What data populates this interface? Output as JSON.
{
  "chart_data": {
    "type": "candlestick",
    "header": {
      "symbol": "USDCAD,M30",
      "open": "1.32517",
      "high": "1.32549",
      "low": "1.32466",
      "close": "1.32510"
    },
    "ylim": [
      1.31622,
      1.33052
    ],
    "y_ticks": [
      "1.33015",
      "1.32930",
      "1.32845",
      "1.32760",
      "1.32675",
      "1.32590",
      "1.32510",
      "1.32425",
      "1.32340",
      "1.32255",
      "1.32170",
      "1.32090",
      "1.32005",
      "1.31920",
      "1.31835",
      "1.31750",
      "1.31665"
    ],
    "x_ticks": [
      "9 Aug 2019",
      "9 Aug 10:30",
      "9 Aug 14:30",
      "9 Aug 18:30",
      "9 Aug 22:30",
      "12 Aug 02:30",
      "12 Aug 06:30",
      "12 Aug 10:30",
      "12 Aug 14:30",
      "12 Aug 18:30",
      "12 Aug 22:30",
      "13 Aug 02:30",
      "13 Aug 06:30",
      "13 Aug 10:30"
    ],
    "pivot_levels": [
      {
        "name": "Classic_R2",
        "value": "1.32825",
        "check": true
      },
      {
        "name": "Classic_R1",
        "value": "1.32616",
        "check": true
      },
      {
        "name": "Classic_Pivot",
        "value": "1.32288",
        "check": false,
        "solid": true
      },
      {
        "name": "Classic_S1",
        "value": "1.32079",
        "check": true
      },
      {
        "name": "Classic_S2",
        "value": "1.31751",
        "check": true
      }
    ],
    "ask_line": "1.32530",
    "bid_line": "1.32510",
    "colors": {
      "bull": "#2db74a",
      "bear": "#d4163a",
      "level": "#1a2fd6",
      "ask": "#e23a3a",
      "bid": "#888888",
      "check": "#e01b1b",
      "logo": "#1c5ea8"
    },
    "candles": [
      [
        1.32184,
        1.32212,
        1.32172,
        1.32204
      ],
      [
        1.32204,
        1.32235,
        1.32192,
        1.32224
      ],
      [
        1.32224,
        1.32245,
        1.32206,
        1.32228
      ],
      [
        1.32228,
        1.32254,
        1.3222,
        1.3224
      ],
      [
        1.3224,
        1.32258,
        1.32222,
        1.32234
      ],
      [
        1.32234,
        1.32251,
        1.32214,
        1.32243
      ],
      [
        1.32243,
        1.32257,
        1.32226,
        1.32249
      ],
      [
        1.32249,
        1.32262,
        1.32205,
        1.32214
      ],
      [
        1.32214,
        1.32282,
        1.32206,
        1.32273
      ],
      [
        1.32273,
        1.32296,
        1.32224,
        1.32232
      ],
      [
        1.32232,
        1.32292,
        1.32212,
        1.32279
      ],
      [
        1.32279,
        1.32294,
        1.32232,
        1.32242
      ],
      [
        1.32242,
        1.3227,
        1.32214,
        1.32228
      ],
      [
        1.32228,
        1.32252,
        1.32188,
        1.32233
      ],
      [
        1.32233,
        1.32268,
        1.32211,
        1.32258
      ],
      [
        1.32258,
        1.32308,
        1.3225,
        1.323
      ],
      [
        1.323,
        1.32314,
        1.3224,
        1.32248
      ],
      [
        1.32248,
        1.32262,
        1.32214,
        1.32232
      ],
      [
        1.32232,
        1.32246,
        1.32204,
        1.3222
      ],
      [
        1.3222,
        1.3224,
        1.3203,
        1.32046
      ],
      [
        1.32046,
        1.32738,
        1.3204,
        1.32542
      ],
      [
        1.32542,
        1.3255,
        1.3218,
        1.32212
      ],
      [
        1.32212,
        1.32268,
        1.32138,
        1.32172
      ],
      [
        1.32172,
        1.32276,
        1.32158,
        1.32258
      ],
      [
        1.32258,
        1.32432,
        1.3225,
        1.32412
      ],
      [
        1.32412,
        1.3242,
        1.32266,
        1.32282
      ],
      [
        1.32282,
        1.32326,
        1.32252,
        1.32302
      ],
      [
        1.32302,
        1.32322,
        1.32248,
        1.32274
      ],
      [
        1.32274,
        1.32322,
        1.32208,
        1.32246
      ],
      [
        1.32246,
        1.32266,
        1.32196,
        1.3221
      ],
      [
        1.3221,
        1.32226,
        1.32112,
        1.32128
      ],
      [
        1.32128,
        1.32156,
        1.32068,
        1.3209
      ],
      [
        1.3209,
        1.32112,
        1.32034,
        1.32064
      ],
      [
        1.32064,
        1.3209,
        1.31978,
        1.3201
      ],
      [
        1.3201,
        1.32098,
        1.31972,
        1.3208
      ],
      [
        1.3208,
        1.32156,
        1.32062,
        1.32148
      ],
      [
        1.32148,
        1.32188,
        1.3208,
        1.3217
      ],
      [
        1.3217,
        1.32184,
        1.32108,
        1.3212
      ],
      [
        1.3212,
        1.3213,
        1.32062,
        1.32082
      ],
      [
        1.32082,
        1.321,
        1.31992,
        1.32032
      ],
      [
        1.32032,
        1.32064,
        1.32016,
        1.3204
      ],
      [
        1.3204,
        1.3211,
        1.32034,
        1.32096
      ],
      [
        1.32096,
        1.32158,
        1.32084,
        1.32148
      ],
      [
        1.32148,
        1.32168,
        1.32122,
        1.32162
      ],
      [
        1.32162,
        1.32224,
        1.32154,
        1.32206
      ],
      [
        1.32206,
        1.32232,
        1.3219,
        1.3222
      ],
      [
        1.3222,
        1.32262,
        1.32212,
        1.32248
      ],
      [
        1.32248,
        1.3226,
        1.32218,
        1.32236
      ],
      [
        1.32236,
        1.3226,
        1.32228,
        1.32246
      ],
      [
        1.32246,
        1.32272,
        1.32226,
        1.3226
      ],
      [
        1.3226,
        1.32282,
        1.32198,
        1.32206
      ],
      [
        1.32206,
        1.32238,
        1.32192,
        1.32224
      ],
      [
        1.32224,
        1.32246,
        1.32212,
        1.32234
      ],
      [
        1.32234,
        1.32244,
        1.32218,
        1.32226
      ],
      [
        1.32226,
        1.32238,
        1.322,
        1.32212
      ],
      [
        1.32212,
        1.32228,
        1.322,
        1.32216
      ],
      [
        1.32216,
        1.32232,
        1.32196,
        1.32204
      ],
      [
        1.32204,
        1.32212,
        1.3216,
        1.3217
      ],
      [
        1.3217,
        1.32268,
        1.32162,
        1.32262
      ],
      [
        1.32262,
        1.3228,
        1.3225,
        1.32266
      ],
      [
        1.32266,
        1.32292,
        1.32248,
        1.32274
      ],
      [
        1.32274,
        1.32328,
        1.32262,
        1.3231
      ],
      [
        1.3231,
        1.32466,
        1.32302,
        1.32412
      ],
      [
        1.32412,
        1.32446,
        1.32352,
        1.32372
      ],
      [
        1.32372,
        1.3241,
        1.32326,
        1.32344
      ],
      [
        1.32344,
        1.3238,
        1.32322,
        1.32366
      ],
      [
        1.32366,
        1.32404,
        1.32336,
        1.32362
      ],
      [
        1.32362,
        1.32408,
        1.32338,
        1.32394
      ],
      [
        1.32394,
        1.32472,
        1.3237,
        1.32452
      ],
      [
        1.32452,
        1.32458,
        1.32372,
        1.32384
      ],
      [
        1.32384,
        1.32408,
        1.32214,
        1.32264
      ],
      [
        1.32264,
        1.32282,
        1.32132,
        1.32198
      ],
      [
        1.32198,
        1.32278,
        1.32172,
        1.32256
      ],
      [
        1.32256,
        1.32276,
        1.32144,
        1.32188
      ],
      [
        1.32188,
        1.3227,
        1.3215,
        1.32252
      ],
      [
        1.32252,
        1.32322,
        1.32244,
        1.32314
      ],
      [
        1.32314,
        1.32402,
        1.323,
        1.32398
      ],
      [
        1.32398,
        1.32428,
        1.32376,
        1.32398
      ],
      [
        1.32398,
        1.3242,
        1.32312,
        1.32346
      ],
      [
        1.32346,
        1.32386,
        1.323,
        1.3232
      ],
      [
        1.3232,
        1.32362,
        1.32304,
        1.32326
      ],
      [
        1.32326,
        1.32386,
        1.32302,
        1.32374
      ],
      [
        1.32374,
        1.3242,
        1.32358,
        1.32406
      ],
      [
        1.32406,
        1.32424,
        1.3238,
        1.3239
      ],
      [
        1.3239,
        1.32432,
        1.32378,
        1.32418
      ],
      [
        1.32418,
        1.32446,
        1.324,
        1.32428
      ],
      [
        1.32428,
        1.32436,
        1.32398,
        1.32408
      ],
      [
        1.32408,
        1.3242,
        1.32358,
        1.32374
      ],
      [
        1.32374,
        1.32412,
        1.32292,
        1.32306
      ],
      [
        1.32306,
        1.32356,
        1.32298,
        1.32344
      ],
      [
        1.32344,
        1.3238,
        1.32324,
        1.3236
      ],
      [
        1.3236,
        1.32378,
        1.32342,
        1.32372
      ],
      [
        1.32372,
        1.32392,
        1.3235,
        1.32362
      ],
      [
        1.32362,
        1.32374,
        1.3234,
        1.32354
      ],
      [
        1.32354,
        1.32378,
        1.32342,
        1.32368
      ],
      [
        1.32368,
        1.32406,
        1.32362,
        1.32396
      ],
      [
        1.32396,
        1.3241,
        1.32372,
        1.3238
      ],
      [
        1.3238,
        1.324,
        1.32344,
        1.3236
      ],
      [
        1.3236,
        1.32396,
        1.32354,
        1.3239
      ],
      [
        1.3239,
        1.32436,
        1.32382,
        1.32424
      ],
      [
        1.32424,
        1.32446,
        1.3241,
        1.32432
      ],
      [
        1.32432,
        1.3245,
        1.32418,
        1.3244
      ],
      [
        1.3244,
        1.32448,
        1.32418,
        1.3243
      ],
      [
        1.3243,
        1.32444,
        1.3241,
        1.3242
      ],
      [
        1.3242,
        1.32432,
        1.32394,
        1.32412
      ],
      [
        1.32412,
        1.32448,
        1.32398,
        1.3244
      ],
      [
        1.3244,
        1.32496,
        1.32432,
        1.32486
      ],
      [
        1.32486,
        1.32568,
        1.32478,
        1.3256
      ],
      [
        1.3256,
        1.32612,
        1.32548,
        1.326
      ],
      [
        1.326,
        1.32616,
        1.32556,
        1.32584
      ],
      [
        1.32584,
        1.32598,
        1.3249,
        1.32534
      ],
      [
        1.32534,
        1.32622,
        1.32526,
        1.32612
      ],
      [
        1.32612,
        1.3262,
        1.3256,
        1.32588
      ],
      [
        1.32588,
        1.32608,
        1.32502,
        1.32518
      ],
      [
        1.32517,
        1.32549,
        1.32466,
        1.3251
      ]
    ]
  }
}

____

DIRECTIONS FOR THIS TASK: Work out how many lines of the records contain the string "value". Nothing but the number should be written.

ANSWER BELOW: 5